Three protesters, a half-dozen signs and a missing petition.
"People walk past and say, 'I'm glad you're doing something,' " said Marty O'Malley, a Forest Hills, Pennsylvania council member who has attended more than 100 anti-Iraq war events, as he stood in front of Democratic U.S. Rep. Mike Doyle's Downtown office last week with the small gathering of activists.
"I want to shake them and say, 'Why aren't you doing something!?'"
Oh, we are. We’re actually advocating victory. And wouldn’t you know it? There’s now reason for optimism, albeit cautious optimism. Who would have though such a thing leading up to the 2006 midterm elections? Back on September 11, 2006, there was a Washington Post story claiming a nearly untenable situation in what was then the al-Qaeda dominated Al-Anbar province. Today, that area is considered one those most stable regions and is even under control of the Anbar military forces. And there have been numerous other stories detailing how the Iraqi military is leading more of the combat operations.

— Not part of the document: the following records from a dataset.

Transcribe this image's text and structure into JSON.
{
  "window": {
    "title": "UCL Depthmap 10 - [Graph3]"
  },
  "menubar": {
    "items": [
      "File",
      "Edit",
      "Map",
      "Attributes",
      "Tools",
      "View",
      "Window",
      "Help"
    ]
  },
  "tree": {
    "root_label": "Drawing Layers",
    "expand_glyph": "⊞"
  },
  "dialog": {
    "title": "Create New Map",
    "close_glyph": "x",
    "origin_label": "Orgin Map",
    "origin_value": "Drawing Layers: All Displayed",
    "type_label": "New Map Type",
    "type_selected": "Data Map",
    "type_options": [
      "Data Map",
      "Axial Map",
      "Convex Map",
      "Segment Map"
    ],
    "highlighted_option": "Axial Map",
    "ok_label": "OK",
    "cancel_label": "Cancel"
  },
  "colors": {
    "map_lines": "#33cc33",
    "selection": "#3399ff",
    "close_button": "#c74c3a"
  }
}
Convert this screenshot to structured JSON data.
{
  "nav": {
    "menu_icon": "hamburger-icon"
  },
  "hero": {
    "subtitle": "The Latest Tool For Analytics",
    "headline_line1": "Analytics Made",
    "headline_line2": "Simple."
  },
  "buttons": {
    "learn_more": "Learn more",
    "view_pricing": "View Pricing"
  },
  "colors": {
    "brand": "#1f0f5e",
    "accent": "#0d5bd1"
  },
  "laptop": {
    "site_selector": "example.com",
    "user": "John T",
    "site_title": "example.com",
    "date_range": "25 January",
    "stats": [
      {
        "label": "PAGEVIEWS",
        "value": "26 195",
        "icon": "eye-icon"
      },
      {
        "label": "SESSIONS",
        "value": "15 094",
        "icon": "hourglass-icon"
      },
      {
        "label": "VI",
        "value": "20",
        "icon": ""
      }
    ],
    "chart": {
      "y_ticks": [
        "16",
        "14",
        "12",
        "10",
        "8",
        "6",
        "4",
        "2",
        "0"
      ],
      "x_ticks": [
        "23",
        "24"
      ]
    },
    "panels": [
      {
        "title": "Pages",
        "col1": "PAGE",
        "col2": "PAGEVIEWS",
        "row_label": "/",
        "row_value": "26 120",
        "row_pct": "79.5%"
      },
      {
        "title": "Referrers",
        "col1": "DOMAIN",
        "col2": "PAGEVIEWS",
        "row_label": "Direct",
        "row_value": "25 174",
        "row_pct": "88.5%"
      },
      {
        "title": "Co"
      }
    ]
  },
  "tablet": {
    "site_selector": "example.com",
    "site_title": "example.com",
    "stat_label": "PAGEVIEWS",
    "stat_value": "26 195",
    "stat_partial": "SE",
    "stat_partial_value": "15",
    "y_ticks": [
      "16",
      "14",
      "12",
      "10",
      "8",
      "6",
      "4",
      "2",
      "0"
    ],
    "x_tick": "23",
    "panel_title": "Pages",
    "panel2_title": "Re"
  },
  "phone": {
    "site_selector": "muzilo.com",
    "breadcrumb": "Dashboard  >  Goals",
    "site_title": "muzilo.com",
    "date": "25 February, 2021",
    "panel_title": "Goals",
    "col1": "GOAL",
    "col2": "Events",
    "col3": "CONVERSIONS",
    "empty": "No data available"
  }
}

As a result, the success has been an unmitigated disaster for Congressional Democrats so heavily invested in defeat, with Senate majority leader Harry Reid leading the way. Their sole issue in the ’06 midterms (other than their vapid cries of a GOP “culture of corruption”) was ending the conflict in Iraq, or at least putting restrictions on funding the war. Despite attaining majorities in both the House and Senate, the Democrats’ failures culminated last December when 70 Senators approved a no-strings-attached war funding bill.
So when I see that war protesters are frustrated by apathy, I believe they have it all wrong. People aren’t so much apathetic as they are resistant to join a losing cause.